‘I love you,’ student texts mom from sinking South Korea ferry


SEOUL -- As a ferry carrying 462 people slowly sank off South Korea’s southern coast Wednesday, a high school student sent a heartbreaking cellphone text message.

“Mom,” it said, “This might be my last chance to tell you I love you.”

The mother messaged back with her love -- but received no response.


In the emotional aftermath of the disaster, a screen grab of the exchange went viral. By late Wednesday, authorities had confirmed four passengers killed, 55 injured and more than 280 missing -- most of them high school students on what was meant to be a fun trip to a tourist island.

PHOTOS: South Korea ferry sinks

Many now fear for the lives of those students and others aboard the ferry. Television footage showed the ferry lying on its side in fairly calm seas, with helicopters overhead. With only part of the hull exposed, rescue workers used small, inflatable rafts to pluck passengers from the water.

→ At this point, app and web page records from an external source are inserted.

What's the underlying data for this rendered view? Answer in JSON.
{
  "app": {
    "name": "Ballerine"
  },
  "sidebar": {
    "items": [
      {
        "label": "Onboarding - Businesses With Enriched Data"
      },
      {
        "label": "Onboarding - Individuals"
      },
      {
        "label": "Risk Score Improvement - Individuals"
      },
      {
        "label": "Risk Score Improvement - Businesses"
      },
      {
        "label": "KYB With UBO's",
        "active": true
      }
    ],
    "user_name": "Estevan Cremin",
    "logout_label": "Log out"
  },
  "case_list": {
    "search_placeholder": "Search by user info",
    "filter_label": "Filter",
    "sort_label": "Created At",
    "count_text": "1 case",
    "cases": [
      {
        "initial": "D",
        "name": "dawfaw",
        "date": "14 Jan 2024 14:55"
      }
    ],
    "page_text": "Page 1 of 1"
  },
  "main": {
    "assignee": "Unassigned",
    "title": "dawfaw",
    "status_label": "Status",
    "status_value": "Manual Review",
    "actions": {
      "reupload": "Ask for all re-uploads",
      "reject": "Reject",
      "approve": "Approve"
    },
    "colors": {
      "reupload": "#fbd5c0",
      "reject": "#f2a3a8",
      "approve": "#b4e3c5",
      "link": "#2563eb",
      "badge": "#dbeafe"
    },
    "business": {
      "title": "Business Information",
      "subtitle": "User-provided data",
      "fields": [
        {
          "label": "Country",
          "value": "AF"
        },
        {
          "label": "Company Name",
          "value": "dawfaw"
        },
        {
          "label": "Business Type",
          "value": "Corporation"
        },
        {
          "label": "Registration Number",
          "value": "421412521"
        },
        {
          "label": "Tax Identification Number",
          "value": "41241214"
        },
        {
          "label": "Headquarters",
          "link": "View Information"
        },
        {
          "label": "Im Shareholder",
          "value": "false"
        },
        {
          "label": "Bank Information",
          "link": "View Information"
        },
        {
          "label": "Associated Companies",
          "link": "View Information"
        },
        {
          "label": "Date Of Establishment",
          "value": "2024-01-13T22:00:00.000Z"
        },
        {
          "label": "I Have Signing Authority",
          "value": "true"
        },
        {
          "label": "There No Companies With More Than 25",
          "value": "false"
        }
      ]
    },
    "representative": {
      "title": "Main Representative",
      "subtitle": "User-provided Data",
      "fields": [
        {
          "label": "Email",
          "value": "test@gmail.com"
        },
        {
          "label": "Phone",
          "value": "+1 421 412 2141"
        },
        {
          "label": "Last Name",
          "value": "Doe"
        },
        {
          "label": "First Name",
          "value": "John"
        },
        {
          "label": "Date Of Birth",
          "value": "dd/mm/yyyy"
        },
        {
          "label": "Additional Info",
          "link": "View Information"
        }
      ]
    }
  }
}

Dozens of private ships joined in the effort. Authorities announced that the U.S. Navy amphibious assault ship Bonhomme Richard, on a routine patrol in the Yellow Sea, was also on the way to help.

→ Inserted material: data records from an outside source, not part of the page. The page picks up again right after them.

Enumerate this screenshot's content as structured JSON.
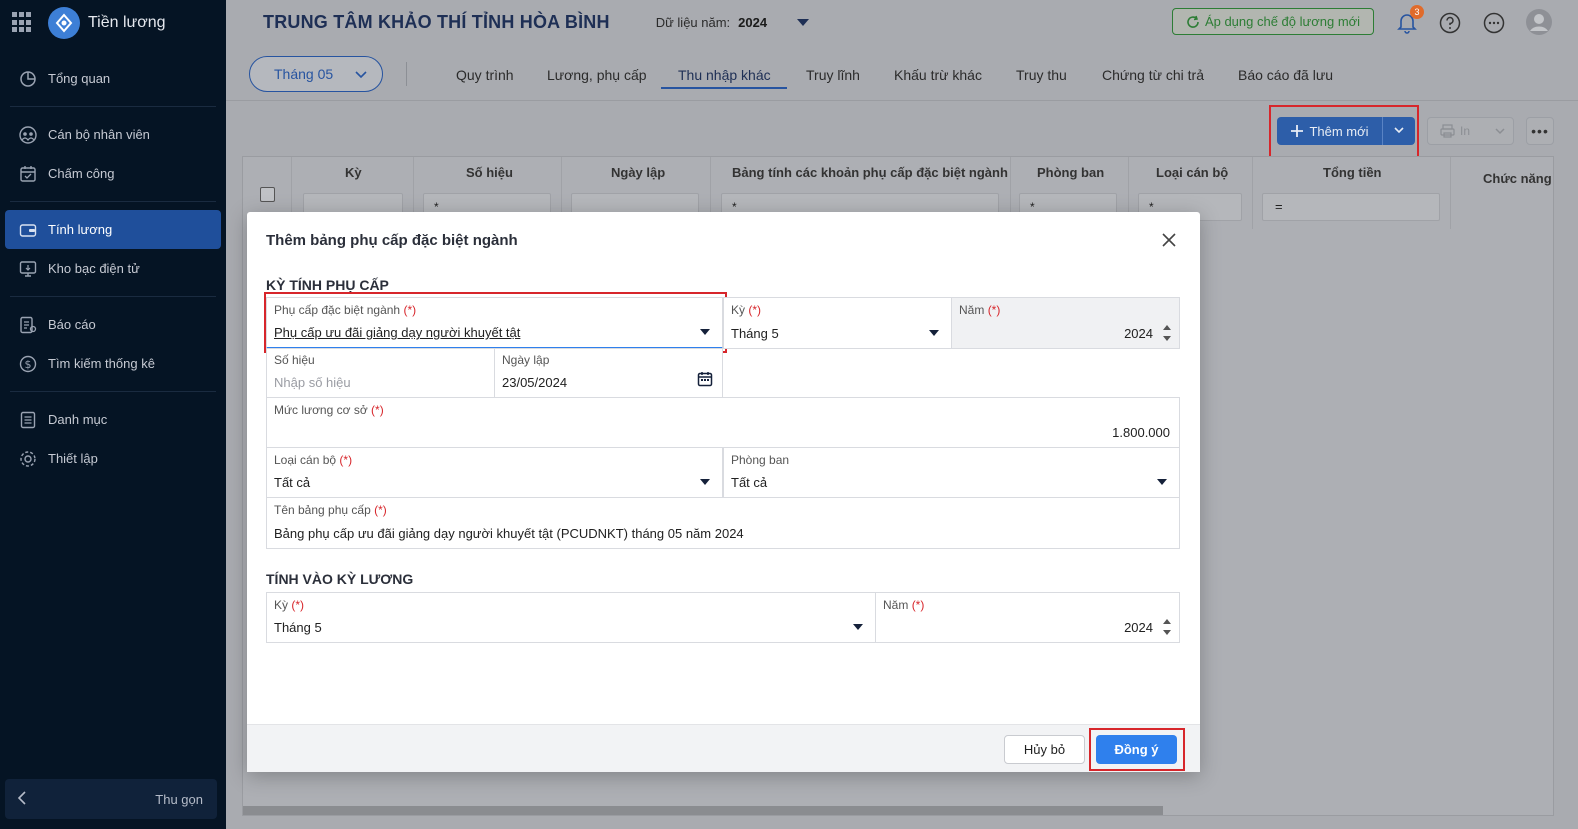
{
  "app": {
    "name": "Tiền lương"
  },
  "header": {
    "org_title": "TRUNG TÂM KHẢO THÍ TỈNH HÒA BÌNH",
    "year_label": "Dữ liệu năm:",
    "year_value": "2024",
    "apply_button": "Áp dụng chế độ lương mới",
    "notification_count": "3"
  },
  "sidebar": {
    "items": [
      {
        "label": "Tổng quan",
        "icon": "dashboard-icon"
      },
      {
        "label": "Cán bộ nhân viên",
        "icon": "staff-icon"
      },
      {
        "label": "Chấm công",
        "icon": "calendar-icon"
      },
      {
        "label": "Tính lương",
        "icon": "wallet-icon",
        "active": true
      },
      {
        "label": "Kho bạc điện tử",
        "icon": "monitor-icon"
      },
      {
        "label": "Báo cáo",
        "icon": "report-icon"
      },
      {
        "label": "Tìm kiếm thống kê",
        "icon": "dollar-search-icon"
      },
      {
        "label": "Danh mục",
        "icon": "list-icon"
      },
      {
        "label": "Thiết lập",
        "icon": "gear-icon"
      }
    ],
    "collapse_label": "Thu gọn"
  },
  "tabs": {
    "month_selector": "Tháng 05",
    "items": [
      "Quy trình",
      "Lương, phụ cấp",
      "Thu nhập khác",
      "Truy lĩnh",
      "Khấu trừ khác",
      "Truy thu",
      "Chứng từ chi trả",
      "Báo cáo đã lưu"
    ],
    "active_index": 2
  },
  "toolbar": {
    "add_new": "Thêm mới",
    "print": "In"
  },
  "table": {
    "columns": [
      "Kỳ",
      "Số hiệu",
      "Ngày lập",
      "Bảng tính các khoản phụ cấp đặc biệt ngành",
      "Phòng ban",
      "Loại cán bộ",
      "Tổng tiền",
      "Chức năng"
    ],
    "filter_ops": [
      "*",
      "*",
      "*",
      "*",
      "*",
      "="
    ]
  },
  "modal": {
    "title": "Thêm bảng phụ cấp đặc biệt ngành",
    "section1_title": "KỲ TÍNH PHỤ CẤP",
    "required_mark": "(*)",
    "allowance_label": "Phụ cấp đặc biệt ngành",
    "allowance_value": "Phụ cấp ưu đãi giảng dạy người khuyết tật",
    "period_label": "Kỳ",
    "period_value": "Tháng 5",
    "year_label": "Năm",
    "year_value": "2024",
    "number_label": "Số hiệu",
    "number_placeholder": "Nhập số hiệu",
    "date_label": "Ngày lập",
    "date_value": "23/05/2024",
    "base_salary_label": "Mức lương cơ sở",
    "base_salary_value": "1.800.000",
    "staff_type_label": "Loại cán bộ",
    "staff_type_value": "Tất cả",
    "department_label": "Phòng ban",
    "department_value": "Tất cả",
    "sheet_name_label": "Tên bảng phụ cấp",
    "sheet_name_value": "Bảng phụ cấp ưu đãi giảng dạy người khuyết tật (PCUDNKT) tháng 05 năm 2024",
    "section2_title": "TÍNH VÀO KỲ LƯƠNG",
    "pay_period_label": "Kỳ",
    "pay_period_value": "Tháng 5",
    "pay_year_label": "Năm",
    "pay_year_value": "2024",
    "cancel": "Hủy bỏ",
    "confirm": "Đồng ý"
  }
}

The cause of the sinking is not yet known. The ferry’s departure from the port city of Incheon to Jeju island was delayed by fog, but the sea was reportedly calm. Passengers said they heard a loud noise before the ferry started sinking shortly before 9 a.m., raising speculation that it had run aground.

A passenger identified as Kim Sung-mook told South Korean broadcaster YTN that he was eating breakfast when he heard a loud bang, and the ship suddenly lurched on its side. At first, he thought some heavy equipment had toppled over on the deck.

“The students were falling over onto each other and bleeding,” Kim said.

South Korean President Park Geun-hye called for “maximum efforts” to rescue “even one more person” aboard.

The South Korean navy, army, air force and coast guard all dispatched personnel to help with the effort.

Military divers were searching for survivors who might be trapped inside the ferry. But the water was murky and visibility was poor, according to Lee Gyeong-og, a vice minister of public administration and security who addressed an afternoon news briefing.

Survivors were being taken to a gymnasium on nearby Jindo island, where students could be reunited with their parents.

The 6,825-ton ferry, Sewol, was built in Japan in 1994 and was operated by the South Korea-based Cheonghaejin Marine Co. It could reportedly accommodate up to 921 passengers and was also carrying 150 cars.

Officials initially announced that 368 people had been rescued and just over 100 were missing. But in the late afternoon, they acknowledged they had made a counting error.

The 325 students and 15 teachers aboard were from Danwon High School in Ansan city, near the capital, Seoul.

Despite some media reports that they had been rescued, a school official reached by phone said the school had not yet confirmed the safety of its staff and students.

Many South Koreans vacation in the islands that surround the peninsula, traveling by ferry to reach them. Accidents are not common. This could be one of the worst ferry disasters since 1993, when a vessel capsized off South Korea’s western coast, killing 292 people.

Borowiec is a special correspondent.